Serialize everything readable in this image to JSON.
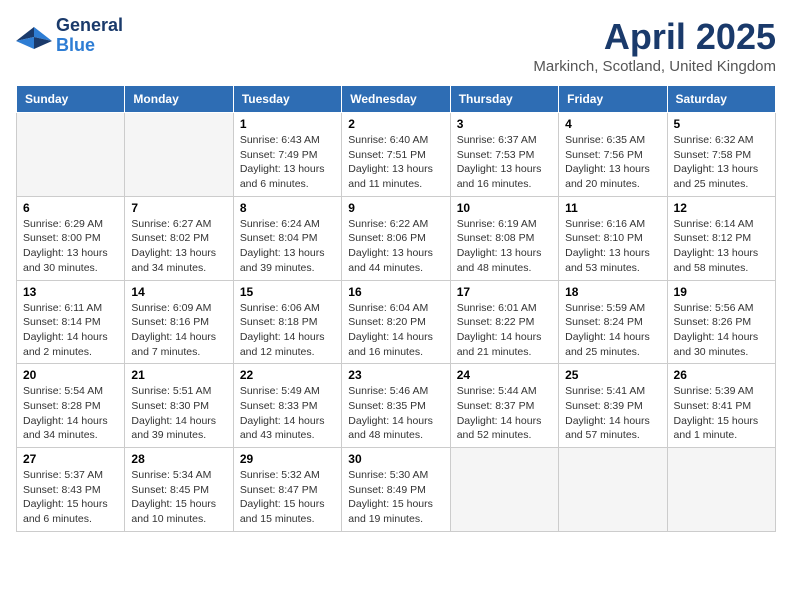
{
  "header": {
    "logo_general": "General",
    "logo_blue": "Blue",
    "month_title": "April 2025",
    "location": "Markinch, Scotland, United Kingdom"
  },
  "days_of_week": [
    "Sunday",
    "Monday",
    "Tuesday",
    "Wednesday",
    "Thursday",
    "Friday",
    "Saturday"
  ],
  "weeks": [
    [
      {
        "day": "",
        "info": ""
      },
      {
        "day": "",
        "info": ""
      },
      {
        "day": "1",
        "info": "Sunrise: 6:43 AM\nSunset: 7:49 PM\nDaylight: 13 hours and 6 minutes."
      },
      {
        "day": "2",
        "info": "Sunrise: 6:40 AM\nSunset: 7:51 PM\nDaylight: 13 hours and 11 minutes."
      },
      {
        "day": "3",
        "info": "Sunrise: 6:37 AM\nSunset: 7:53 PM\nDaylight: 13 hours and 16 minutes."
      },
      {
        "day": "4",
        "info": "Sunrise: 6:35 AM\nSunset: 7:56 PM\nDaylight: 13 hours and 20 minutes."
      },
      {
        "day": "5",
        "info": "Sunrise: 6:32 AM\nSunset: 7:58 PM\nDaylight: 13 hours and 25 minutes."
      }
    ],
    [
      {
        "day": "6",
        "info": "Sunrise: 6:29 AM\nSunset: 8:00 PM\nDaylight: 13 hours and 30 minutes."
      },
      {
        "day": "7",
        "info": "Sunrise: 6:27 AM\nSunset: 8:02 PM\nDaylight: 13 hours and 34 minutes."
      },
      {
        "day": "8",
        "info": "Sunrise: 6:24 AM\nSunset: 8:04 PM\nDaylight: 13 hours and 39 minutes."
      },
      {
        "day": "9",
        "info": "Sunrise: 6:22 AM\nSunset: 8:06 PM\nDaylight: 13 hours and 44 minutes."
      },
      {
        "day": "10",
        "info": "Sunrise: 6:19 AM\nSunset: 8:08 PM\nDaylight: 13 hours and 48 minutes."
      },
      {
        "day": "11",
        "info": "Sunrise: 6:16 AM\nSunset: 8:10 PM\nDaylight: 13 hours and 53 minutes."
      },
      {
        "day": "12",
        "info": "Sunrise: 6:14 AM\nSunset: 8:12 PM\nDaylight: 13 hours and 58 minutes."
      }
    ],
    [
      {
        "day": "13",
        "info": "Sunrise: 6:11 AM\nSunset: 8:14 PM\nDaylight: 14 hours and 2 minutes."
      },
      {
        "day": "14",
        "info": "Sunrise: 6:09 AM\nSunset: 8:16 PM\nDaylight: 14 hours and 7 minutes."
      },
      {
        "day": "15",
        "info": "Sunrise: 6:06 AM\nSunset: 8:18 PM\nDaylight: 14 hours and 12 minutes."
      },
      {
        "day": "16",
        "info": "Sunrise: 6:04 AM\nSunset: 8:20 PM\nDaylight: 14 hours and 16 minutes."
      },
      {
        "day": "17",
        "info": "Sunrise: 6:01 AM\nSunset: 8:22 PM\nDaylight: 14 hours and 21 minutes."
      },
      {
        "day": "18",
        "info": "Sunrise: 5:59 AM\nSunset: 8:24 PM\nDaylight: 14 hours and 25 minutes."
      },
      {
        "day": "19",
        "info": "Sunrise: 5:56 AM\nSunset: 8:26 PM\nDaylight: 14 hours and 30 minutes."
      }
    ],
    [
      {
        "day": "20",
        "info": "Sunrise: 5:54 AM\nSunset: 8:28 PM\nDaylight: 14 hours and 34 minutes."
      },
      {
        "day": "21",
        "info": "Sunrise: 5:51 AM\nSunset: 8:30 PM\nDaylight: 14 hours and 39 minutes."
      },
      {
        "day": "22",
        "info": "Sunrise: 5:49 AM\nSunset: 8:33 PM\nDaylight: 14 hours and 43 minutes."
      },
      {
        "day": "23",
        "info": "Sunrise: 5:46 AM\nSunset: 8:35 PM\nDaylight: 14 hours and 48 minutes."
      },
      {
        "day": "24",
        "info": "Sunrise: 5:44 AM\nSunset: 8:37 PM\nDaylight: 14 hours and 52 minutes."
      },
      {
        "day": "25",
        "info": "Sunrise: 5:41 AM\nSunset: 8:39 PM\nDaylight: 14 hours and 57 minutes."
      },
      {
        "day": "26",
        "info": "Sunrise: 5:39 AM\nSunset: 8:41 PM\nDaylight: 15 hours and 1 minute."
      }
    ],
    [
      {
        "day": "27",
        "info": "Sunrise: 5:37 AM\nSunset: 8:43 PM\nDaylight: 15 hours and 6 minutes."
      },
      {
        "day": "28",
        "info": "Sunrise: 5:34 AM\nSunset: 8:45 PM\nDaylight: 15 hours and 10 minutes."
      },
      {
        "day": "29",
        "info": "Sunrise: 5:32 AM\nSunset: 8:47 PM\nDaylight: 15 hours and 15 minutes."
      },
      {
        "day": "30",
        "info": "Sunrise: 5:30 AM\nSunset: 8:49 PM\nDaylight: 15 hours and 19 minutes."
      },
      {
        "day": "",
        "info": ""
      },
      {
        "day": "",
        "info": ""
      },
      {
        "day": "",
        "info": ""
      }
    ]
  ]
}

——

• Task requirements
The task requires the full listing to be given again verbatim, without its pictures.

• Your solution
Serialize everything readable in this image to JSON.
{
  "header": {
    "logo_general": "General",
    "logo_blue": "Blue",
    "month_title": "April 2025",
    "location": "Markinch, Scotland, United Kingdom"
  },
  "days_of_week": [
    "Sunday",
    "Monday",
    "Tuesday",
    "Wednesday",
    "Thursday",
    "Friday",
    "Saturday"
  ],
  "weeks": [
    [
      {
        "day": "",
        "info": ""
      },
      {
        "day": "",
        "info": ""
      },
      {
        "day": "1",
        "info": "Sunrise: 6:43 AM\nSunset: 7:49 PM\nDaylight: 13 hours and 6 minutes."
      },
      {
        "day": "2",
        "info": "Sunrise: 6:40 AM\nSunset: 7:51 PM\nDaylight: 13 hours and 11 minutes."
      },
      {
        "day": "3",
        "info": "Sunrise: 6:37 AM\nSunset: 7:53 PM\nDaylight: 13 hours and 16 minutes."
      },
      {
        "day": "4",
        "info": "Sunrise: 6:35 AM\nSunset: 7:56 PM\nDaylight: 13 hours and 20 minutes."
      },
      {
        "day": "5",
        "info": "Sunrise: 6:32 AM\nSunset: 7:58 PM\nDaylight: 13 hours and 25 minutes."
      }
    ],
    [
      {
        "day": "6",
        "info": "Sunrise: 6:29 AM\nSunset: 8:00 PM\nDaylight: 13 hours and 30 minutes."
      },
      {
        "day": "7",
        "info": "Sunrise: 6:27 AM\nSunset: 8:02 PM\nDaylight: 13 hours and 34 minutes."
      },
      {
        "day": "8",
        "info": "Sunrise: 6:24 AM\nSunset: 8:04 PM\nDaylight: 13 hours and 39 minutes."
      },
      {
        "day": "9",
        "info": "Sunrise: 6:22 AM\nSunset: 8:06 PM\nDaylight: 13 hours and 44 minutes."
      },
      {
        "day": "10",
        "info": "Sunrise: 6:19 AM\nSunset: 8:08 PM\nDaylight: 13 hours and 48 minutes."
      },
      {
        "day": "11",
        "info": "Sunrise: 6:16 AM\nSunset: 8:10 PM\nDaylight: 13 hours and 53 minutes."
      },
      {
        "day": "12",
        "info": "Sunrise: 6:14 AM\nSunset: 8:12 PM\nDaylight: 13 hours and 58 minutes."
      }
    ],
    [
      {
        "day": "13",
        "info": "Sunrise: 6:11 AM\nSunset: 8:14 PM\nDaylight: 14 hours and 2 minutes."
      },
      {
        "day": "14",
        "info": "Sunrise: 6:09 AM\nSunset: 8:16 PM\nDaylight: 14 hours and 7 minutes."
      },
      {
        "day": "15",
        "info": "Sunrise: 6:06 AM\nSunset: 8:18 PM\nDaylight: 14 hours and 12 minutes."
      },
      {
        "day": "16",
        "info": "Sunrise: 6:04 AM\nSunset: 8:20 PM\nDaylight: 14 hours and 16 minutes."
      },
      {
        "day": "17",
        "info": "Sunrise: 6:01 AM\nSunset: 8:22 PM\nDaylight: 14 hours and 21 minutes."
      },
      {
        "day": "18",
        "info": "Sunrise: 5:59 AM\nSunset: 8:24 PM\nDaylight: 14 hours and 25 minutes."
      },
      {
        "day": "19",
        "info": "Sunrise: 5:56 AM\nSunset: 8:26 PM\nDaylight: 14 hours and 30 minutes."
      }
    ],
    [
      {
        "day": "20",
        "info": "Sunrise: 5:54 AM\nSunset: 8:28 PM\nDaylight: 14 hours and 34 minutes."
      },
      {
        "day": "21",
        "info": "Sunrise: 5:51 AM\nSunset: 8:30 PM\nDaylight: 14 hours and 39 minutes."
      },
      {
        "day": "22",
        "info": "Sunrise: 5:49 AM\nSunset: 8:33 PM\nDaylight: 14 hours and 43 minutes."
      },
      {
        "day": "23",
        "info": "Sunrise: 5:46 AM\nSunset: 8:35 PM\nDaylight: 14 hours and 48 minutes."
      },
      {
        "day": "24",
        "info": "Sunrise: 5:44 AM\nSunset: 8:37 PM\nDaylight: 14 hours and 52 minutes."
      },
      {
        "day": "25",
        "info": "Sunrise: 5:41 AM\nSunset: 8:39 PM\nDaylight: 14 hours and 57 minutes."
      },
      {
        "day": "26",
        "info": "Sunrise: 5:39 AM\nSunset: 8:41 PM\nDaylight: 15 hours and 1 minute."
      }
    ],
    [
      {
        "day": "27",
        "info": "Sunrise: 5:37 AM\nSunset: 8:43 PM\nDaylight: 15 hours and 6 minutes."
      },
      {
        "day": "28",
        "info": "Sunrise: 5:34 AM\nSunset: 8:45 PM\nDaylight: 15 hours and 10 minutes."
      },
      {
        "day": "29",
        "info": "Sunrise: 5:32 AM\nSunset: 8:47 PM\nDaylight: 15 hours and 15 minutes."
      },
      {
        "day": "30",
        "info": "Sunrise: 5:30 AM\nSunset: 8:49 PM\nDaylight: 15 hours and 19 minutes."
      },
      {
        "day": "",
        "info": ""
      },
      {
        "day": "",
        "info": ""
      },
      {
        "day": "",
        "info": ""
      }
    ]
  ]
}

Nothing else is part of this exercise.